# Material for this exercise
---

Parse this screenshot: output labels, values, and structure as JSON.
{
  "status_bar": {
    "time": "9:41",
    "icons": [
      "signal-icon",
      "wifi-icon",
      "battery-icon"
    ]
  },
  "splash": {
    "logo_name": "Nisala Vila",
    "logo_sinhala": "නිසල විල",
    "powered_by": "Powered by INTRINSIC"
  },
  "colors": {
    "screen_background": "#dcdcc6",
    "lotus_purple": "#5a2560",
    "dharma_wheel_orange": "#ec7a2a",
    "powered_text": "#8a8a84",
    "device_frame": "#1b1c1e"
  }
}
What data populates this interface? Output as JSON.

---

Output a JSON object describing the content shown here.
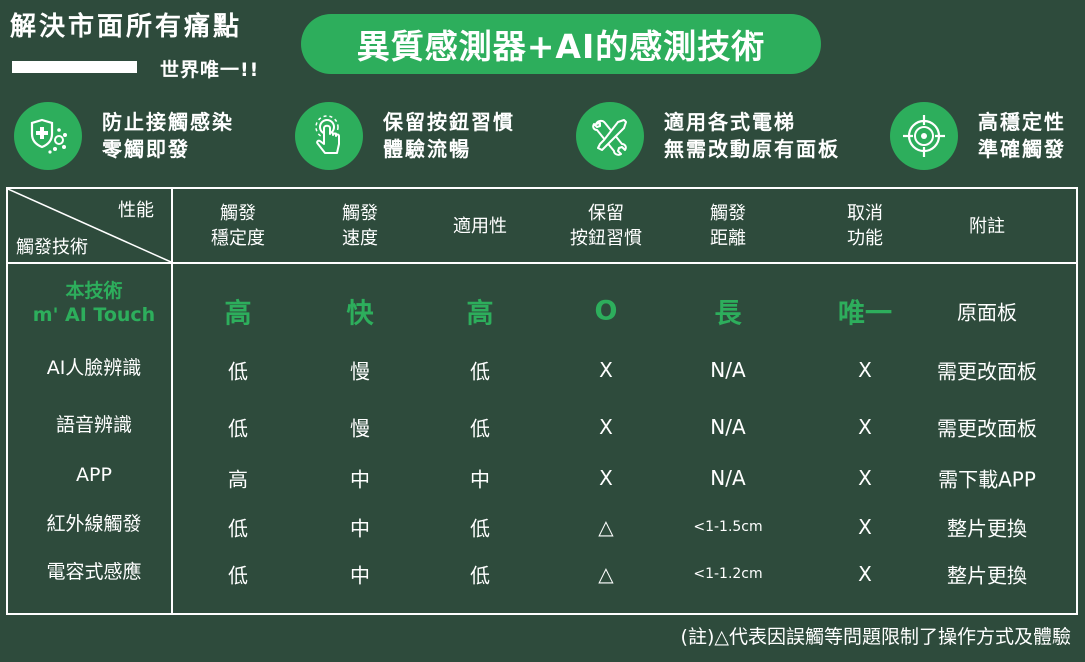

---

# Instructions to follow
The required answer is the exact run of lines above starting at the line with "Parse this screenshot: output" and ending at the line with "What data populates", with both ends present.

# Solution
Parse this screenshot: output labels, values, and structure as JSON.
{
  "status_bar": {
    "time": "9:41",
    "icons": [
      "signal-icon",
      "wifi-icon",
      "battery-icon"
    ]
  },
  "splash": {
    "logo_name": "Nisala Vila",
    "logo_sinhala": "නිසල විල",
    "powered_by": "Powered by INTRINSIC"
  },
  "colors": {
    "screen_background": "#dcdcc6",
    "lotus_purple": "#5a2560",
    "dharma_wheel_orange": "#ec7a2a",
    "powered_text": "#8a8a84",
    "device_frame": "#1b1c1e"
  }
}
What data populates this interface? Output as JSON.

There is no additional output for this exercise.